The world is full of strange musicians, but even weirder are some of the axes they wield. Oddee presents a review of some of the funkiest-looking and craziest-sounding instruments ever to squeak, honk, buzz, hum, or bray. Watch and listen!
Guest Post by Steve Moramarco
Take an already strange instrument – the theremin is played by waving your hand in the air – and stick it inside a dead honey badger, and you've got the Badgermin! Sonically, it's no weirder than a theremin (used in many Sci-Fi movies because of its other-worldly sound) but adding the badger just takes it over the top. And, unlike some of these strange instruments, you too could actually own one – just contact creator David Cramner via the link below. In the meantime, watch!
Ok, this one's just plain stupid… or is it?! This fully-functioning Stratocaster/work of art by Japanese artist Yoshihiko Satoh, has 72 strings of pure power. You might need an extra arm or two to fully rock out, but imagine walking out on stage with this baby strapped around your neck. Talk about Rock God…!
The Viennese Vegetable Orchestra
Not just one strange instrument, but an entire ORCHESTRA! This enterprising group shops for the veggies in the morning, carves them up in the afternoon, and plays them in concert that evening. And THEN they chop them all up (minus the parts they touch with their lips) and serve a delicious soup to the audience. In a sense, this is probably every child's worst nightmare.
Forget John Holmes, THIS is the world's largest organ. Located in the Luray Caverns of Virginia, this instrument technically known as a Lithophone (an instrument made from rock) was invented by Leland W. Sprinkle. Legend has it, in 1956 he noted the musical resonance in the cave when his son banged his head on a low-hanging stalactite. Over several years, he found every tone on the Western musical scale on the formations, and painstakingly honed them for perfect pitch, and attached a small mallet to each. An electronic keyboard controls the organic organ, which can be heard throughout the 64-acre cavern. Watch and listen:
Leave it to ol' Ben Franklin to create this wonderfully odd instrument in 1761. Inspired by the sound of glass bowls (played by stroking the lid of a wine glass filled with water,) Franklin created this version, which reversed the concept. Thirty-seven bowls are arranged on a spindle and slowly spun. The player merely touches the glasses with wet fingertips. With Franklin's invention, more than two tones could be played at once, producing some hauntingly beautiful chords. In its heyday, more than 100 composers wrote for the instrument, including Mozart and Beethoven. No one is sure why it fell out of favor, but changing out one of the tones proved to be a real pain in the glass.
A man's home is his castle, and now, also his instrument. The Wege house, located on Northern Lake Michigan, is an experiment in living, created by Architect David Hanawalt and Bill Close, Sonic Installation Artist.
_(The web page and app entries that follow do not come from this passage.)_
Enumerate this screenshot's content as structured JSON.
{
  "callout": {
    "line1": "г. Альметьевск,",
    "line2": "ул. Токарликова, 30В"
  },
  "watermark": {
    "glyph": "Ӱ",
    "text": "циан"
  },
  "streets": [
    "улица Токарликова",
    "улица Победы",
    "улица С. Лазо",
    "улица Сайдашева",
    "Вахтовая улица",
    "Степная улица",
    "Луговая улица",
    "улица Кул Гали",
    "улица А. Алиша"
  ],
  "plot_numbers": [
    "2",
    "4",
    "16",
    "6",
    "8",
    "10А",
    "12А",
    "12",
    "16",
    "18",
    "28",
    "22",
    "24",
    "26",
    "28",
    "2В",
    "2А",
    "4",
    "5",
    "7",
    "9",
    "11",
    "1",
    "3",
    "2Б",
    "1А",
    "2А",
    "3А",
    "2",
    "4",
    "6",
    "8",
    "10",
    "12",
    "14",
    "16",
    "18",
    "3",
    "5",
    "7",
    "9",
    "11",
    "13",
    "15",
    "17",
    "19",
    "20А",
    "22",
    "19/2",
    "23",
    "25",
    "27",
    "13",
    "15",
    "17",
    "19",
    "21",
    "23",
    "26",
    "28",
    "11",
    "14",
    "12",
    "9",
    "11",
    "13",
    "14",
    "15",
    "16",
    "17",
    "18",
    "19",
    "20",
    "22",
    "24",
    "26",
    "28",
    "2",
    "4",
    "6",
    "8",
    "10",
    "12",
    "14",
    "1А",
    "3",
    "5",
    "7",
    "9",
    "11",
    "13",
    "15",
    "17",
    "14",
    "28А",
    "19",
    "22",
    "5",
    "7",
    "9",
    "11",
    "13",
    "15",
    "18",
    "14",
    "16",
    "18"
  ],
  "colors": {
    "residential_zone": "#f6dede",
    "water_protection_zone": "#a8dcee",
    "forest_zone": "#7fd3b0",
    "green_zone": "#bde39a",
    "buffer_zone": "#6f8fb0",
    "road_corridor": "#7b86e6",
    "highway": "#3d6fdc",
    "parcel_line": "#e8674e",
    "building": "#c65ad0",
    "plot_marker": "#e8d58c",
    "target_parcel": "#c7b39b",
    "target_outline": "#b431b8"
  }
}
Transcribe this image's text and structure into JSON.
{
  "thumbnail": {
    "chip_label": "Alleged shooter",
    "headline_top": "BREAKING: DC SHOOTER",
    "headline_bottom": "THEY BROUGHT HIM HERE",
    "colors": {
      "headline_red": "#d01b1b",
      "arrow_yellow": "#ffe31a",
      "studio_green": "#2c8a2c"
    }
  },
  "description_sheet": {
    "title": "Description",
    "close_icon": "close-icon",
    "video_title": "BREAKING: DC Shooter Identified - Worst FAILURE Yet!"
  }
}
Built like some kind of Byzantine harp, strings wind along the walls and through the halls, allowing family members and their guests to pluck or strum at random. Talk about living in harmony!
(Source | Photo | Via)
Ever since Nicola Tesla unleashed the spectacular Tesla Coil in 1891, it has been transfixed in the imagination - where would monster movies be without one?! In 2007, some enterprising inventors harnessed the low-voltage, high-frequency currents of the coil, and created the Zeusaphone. Named after the Greek God, this bizarre instrument electrifies even the most boring recital and is available for the mere mortal to purchase. Check it out:
Yeah, a lot of these gadgets are flashy and expensive, but what about something for the lonely cowpoke? Violinist/artist John Rose made it a goal to play and record the lilting sound of fences around the world with just a rosined bow. Here he is playing a barbed-wire fence in the outback of Australia. If you think about it, many fences are, in essence, just giant stringed instruments ready to be stroked. But be careful, that F-sharp can be really… er… sharp!
Atop a barren hilltop in Lancashire, England, stands this most unusual musical sculpture. Designed by architects Mike Tonkin and Anna Liu, the “tree” is comprised of a series of pipes, cut and stacked in a spiral fashion. When the wind is blowing (and when isn't the wind blowing in England?!) a mesmerizing tone echoes through the hillside, like a lost sound effect from a Pink Floyd album.